[Entries from a dataset of interfaces]
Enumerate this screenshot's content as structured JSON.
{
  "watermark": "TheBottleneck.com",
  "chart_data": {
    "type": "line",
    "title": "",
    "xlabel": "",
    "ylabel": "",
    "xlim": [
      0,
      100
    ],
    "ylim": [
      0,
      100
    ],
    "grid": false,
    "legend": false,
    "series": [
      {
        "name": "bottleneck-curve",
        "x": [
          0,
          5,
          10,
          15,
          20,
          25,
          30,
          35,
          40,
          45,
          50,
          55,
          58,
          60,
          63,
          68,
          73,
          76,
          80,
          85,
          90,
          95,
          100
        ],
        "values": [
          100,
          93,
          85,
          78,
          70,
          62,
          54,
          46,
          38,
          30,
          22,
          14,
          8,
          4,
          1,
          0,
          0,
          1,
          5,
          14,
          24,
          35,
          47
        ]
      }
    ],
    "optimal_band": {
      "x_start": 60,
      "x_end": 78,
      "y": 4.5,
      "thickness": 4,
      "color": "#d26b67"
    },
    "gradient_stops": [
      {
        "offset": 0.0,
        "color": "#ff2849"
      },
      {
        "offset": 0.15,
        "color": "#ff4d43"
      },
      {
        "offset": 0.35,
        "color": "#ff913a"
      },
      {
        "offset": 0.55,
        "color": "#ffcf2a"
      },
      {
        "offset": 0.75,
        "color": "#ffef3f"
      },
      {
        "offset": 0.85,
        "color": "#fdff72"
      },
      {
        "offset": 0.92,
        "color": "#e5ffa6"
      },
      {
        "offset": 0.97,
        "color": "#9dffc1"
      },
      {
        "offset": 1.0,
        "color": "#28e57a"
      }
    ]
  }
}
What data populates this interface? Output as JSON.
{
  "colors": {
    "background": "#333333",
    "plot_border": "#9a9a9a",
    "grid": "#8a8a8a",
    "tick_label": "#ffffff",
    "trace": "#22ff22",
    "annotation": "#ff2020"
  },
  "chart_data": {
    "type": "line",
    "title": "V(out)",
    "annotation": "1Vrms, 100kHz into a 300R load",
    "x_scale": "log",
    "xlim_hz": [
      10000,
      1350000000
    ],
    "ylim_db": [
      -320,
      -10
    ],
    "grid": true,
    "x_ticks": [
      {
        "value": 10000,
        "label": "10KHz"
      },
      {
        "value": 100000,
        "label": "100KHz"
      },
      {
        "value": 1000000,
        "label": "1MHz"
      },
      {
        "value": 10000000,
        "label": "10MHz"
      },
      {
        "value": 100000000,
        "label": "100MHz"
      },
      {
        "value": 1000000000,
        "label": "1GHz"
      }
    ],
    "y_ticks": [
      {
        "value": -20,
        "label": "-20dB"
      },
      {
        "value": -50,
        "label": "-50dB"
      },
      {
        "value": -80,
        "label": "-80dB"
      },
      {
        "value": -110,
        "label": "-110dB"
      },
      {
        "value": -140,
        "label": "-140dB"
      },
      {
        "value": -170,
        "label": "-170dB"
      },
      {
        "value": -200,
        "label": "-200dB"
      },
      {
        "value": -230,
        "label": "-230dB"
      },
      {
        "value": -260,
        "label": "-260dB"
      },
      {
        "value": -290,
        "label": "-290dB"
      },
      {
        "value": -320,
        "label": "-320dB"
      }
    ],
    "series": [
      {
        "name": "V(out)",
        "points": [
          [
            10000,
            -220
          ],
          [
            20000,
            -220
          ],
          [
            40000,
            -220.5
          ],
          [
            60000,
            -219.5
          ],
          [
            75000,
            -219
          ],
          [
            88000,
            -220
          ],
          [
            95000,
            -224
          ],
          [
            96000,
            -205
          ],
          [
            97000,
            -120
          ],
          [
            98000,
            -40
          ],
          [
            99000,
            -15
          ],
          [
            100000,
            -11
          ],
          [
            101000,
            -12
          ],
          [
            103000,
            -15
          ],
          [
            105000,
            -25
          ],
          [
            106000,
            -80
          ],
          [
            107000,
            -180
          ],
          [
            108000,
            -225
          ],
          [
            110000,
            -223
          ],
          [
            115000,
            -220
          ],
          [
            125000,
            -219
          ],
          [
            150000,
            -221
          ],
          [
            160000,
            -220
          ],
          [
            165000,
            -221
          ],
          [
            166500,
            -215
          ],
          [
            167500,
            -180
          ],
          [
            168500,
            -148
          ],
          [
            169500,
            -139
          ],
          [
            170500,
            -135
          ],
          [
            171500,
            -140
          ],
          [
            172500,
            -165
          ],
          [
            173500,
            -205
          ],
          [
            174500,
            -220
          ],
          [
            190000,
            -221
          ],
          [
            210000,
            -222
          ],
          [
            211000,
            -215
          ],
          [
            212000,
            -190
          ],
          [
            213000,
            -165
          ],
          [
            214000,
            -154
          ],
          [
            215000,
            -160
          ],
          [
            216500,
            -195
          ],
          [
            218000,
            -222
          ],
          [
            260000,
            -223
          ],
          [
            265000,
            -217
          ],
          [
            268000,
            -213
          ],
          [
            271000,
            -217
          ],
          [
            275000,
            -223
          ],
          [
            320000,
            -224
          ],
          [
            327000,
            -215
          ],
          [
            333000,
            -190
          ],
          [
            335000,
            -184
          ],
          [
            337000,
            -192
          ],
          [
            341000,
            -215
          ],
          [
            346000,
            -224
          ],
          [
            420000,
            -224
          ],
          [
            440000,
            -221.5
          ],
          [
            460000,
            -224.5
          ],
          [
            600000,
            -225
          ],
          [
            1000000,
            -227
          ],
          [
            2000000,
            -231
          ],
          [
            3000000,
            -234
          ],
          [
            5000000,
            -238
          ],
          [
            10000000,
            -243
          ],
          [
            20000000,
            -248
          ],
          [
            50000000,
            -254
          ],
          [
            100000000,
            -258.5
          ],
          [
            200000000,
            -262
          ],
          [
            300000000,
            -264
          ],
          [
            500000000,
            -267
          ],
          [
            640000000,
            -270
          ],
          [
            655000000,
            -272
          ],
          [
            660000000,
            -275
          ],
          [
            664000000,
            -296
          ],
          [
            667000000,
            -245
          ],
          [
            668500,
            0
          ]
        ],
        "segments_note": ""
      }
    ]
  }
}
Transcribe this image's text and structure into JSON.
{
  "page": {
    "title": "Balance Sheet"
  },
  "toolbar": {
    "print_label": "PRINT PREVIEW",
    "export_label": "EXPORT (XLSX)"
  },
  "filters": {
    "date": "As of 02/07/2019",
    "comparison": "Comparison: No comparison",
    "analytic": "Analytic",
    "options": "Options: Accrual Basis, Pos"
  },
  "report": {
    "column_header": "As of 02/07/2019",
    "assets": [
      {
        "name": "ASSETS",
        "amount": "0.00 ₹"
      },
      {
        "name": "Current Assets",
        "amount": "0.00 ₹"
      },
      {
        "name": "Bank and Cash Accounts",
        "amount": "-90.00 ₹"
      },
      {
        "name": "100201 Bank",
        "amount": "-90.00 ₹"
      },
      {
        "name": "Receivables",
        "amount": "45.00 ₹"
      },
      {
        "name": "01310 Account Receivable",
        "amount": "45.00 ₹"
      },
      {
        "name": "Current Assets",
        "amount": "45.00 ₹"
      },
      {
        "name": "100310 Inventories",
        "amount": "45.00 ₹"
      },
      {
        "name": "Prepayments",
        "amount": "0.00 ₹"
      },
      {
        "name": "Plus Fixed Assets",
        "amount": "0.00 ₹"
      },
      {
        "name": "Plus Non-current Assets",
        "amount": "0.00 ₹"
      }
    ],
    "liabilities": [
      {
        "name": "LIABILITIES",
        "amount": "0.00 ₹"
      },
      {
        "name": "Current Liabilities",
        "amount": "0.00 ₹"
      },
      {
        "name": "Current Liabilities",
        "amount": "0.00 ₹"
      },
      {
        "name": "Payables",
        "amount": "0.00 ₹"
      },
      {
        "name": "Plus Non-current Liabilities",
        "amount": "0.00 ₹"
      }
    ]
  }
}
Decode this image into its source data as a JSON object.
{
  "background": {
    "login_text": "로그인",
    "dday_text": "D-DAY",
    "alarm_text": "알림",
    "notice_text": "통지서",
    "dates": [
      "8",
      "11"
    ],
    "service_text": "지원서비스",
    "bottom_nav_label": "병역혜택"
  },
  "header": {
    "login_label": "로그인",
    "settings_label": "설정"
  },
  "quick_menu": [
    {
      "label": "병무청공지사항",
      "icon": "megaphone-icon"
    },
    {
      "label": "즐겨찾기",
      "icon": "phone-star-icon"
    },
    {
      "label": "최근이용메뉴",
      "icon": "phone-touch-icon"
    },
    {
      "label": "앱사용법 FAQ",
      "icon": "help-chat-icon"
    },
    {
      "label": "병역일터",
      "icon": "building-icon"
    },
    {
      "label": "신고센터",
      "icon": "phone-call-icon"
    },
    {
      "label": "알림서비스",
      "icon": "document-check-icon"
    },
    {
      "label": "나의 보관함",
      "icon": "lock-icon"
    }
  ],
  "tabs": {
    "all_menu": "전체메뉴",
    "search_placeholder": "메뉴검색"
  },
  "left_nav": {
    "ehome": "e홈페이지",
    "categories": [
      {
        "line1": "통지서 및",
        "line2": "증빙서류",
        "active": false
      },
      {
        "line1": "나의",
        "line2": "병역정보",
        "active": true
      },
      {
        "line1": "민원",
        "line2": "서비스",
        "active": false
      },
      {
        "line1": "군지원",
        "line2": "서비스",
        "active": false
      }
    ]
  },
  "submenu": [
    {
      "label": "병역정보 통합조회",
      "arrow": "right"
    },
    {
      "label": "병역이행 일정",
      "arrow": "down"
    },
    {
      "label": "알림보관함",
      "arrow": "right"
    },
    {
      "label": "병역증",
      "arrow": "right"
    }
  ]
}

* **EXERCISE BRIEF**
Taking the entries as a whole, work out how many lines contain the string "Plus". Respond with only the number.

* **YOUR RESPONSE**
3